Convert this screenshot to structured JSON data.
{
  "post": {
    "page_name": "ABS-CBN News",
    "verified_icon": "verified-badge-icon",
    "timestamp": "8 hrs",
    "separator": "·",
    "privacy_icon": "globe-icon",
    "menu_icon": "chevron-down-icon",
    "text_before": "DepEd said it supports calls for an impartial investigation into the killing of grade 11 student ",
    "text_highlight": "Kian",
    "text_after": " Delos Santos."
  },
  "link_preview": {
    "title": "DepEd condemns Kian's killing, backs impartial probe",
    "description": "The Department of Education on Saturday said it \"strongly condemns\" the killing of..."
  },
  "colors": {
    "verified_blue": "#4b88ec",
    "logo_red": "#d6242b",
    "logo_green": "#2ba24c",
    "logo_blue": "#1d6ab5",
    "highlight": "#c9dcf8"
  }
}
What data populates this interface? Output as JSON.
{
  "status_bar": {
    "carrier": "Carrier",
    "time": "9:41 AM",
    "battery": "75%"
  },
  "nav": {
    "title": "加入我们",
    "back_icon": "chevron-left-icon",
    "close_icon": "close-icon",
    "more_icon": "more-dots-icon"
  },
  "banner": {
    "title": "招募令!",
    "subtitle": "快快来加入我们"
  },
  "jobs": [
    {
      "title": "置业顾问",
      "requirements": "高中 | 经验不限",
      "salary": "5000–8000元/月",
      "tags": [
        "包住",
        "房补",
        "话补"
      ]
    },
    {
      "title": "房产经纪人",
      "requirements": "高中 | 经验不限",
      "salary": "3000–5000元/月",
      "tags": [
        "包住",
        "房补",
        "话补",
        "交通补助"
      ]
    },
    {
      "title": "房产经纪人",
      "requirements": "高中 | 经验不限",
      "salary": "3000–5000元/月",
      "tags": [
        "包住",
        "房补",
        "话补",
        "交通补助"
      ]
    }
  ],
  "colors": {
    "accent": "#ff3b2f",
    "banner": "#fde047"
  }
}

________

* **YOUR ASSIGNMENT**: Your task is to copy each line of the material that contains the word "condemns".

* **REPLY TO THE TASK**:
    "title": "DepEd condemns Kian's killing, backs impartial probe",
    "description": "The Department of Education on Saturday said it \"strongly condemns\" the killing of..."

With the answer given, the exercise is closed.